Ellen Kessler
Ellen Kessler

If that were true, they wouldn't offer meat (full of antibiotics and growth hormones), eggs (cholesterol promoter), or dairy (all sorts of diseases are linked to dairy). How was McDonald's today, Sterling?

Sterling Meeks
Sterling Meeks

Maybe it's because restaurants would prefer to keep their customers healthy and returning to their establishments rather than succumbing to malnutrition.

Ellen Kessler
Ellen Kessler

Pffffft to you. YOU order the salad Mary. And when did Westword make you the new Calhoun?

Ellen Kessler
Ellen Kessler

thank you, Ray. We've been talking about this café on the Colorado Vegans page. Lots of new restaurants ordering numerous choices popping up in 2013!

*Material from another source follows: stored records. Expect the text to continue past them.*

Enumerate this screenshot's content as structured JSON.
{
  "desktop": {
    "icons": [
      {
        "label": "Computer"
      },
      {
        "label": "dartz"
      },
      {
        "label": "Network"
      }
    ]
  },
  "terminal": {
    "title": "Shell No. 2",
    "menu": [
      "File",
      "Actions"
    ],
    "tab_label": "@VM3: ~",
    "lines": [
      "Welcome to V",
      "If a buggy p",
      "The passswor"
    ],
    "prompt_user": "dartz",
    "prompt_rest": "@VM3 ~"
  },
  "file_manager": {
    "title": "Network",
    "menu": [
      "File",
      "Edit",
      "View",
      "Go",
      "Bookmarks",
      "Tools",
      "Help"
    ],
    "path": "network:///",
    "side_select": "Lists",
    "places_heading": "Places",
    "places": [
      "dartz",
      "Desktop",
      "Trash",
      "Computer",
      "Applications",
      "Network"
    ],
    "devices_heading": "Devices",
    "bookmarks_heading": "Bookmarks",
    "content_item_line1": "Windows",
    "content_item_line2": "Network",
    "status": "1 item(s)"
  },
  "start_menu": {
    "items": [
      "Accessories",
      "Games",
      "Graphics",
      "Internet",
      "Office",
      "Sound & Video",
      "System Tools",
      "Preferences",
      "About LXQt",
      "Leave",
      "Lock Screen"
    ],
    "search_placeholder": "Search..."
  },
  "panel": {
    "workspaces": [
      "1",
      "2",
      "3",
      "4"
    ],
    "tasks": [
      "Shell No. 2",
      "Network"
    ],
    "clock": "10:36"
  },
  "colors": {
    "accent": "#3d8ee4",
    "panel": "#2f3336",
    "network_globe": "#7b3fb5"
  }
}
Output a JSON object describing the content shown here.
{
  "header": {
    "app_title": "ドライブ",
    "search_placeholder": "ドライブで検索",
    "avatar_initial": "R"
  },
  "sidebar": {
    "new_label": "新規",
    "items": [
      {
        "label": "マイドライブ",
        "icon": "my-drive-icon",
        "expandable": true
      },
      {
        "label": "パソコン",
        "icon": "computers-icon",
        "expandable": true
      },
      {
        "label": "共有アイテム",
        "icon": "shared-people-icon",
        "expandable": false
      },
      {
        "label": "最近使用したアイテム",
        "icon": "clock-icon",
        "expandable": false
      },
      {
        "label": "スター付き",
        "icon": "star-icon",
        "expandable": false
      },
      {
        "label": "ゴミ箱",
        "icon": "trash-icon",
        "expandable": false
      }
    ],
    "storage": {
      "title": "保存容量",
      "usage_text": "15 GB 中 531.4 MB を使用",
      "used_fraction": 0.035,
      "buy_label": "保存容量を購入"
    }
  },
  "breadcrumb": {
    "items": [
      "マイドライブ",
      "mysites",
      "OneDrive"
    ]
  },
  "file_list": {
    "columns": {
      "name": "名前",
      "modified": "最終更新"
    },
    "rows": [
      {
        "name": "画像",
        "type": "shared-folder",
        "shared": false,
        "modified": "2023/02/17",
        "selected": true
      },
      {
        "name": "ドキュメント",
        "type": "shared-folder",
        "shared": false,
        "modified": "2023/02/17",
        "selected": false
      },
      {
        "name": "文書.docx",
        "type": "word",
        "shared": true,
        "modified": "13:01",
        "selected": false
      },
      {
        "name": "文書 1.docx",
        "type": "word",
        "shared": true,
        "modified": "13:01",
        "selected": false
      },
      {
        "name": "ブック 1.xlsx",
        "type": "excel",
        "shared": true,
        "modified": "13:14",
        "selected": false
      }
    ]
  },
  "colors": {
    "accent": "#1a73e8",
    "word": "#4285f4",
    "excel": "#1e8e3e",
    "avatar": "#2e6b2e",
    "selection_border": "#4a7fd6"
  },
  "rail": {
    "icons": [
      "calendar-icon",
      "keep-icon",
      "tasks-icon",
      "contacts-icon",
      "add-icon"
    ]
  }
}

Mary Maybee
Mary Maybee

Order a salad! Pizza Republica is great! Westword-getting tired of your negative commentary!

Ellen Kessler
Ellen Kessler

You would think that new restaurants would offer vegan options. Yes, even at Italian restaurants. Doesn't look like this one does.

TheFabulousMarkT topcommenter

"It's a mystery why servers recommend the burrata over this knockout dish" [referring to the pastuccia].

(raises hand) Ooh, Ms. Kurtz, Ms. Kurtz, I know why! :D

Based on the presentation of the dish in that photo, I'm sorry to say it really doesn't look terribly appetizing to me.

I of course am always more than happy to visit, taste it and be proven wrong. :) But that's my theory about the question you pose.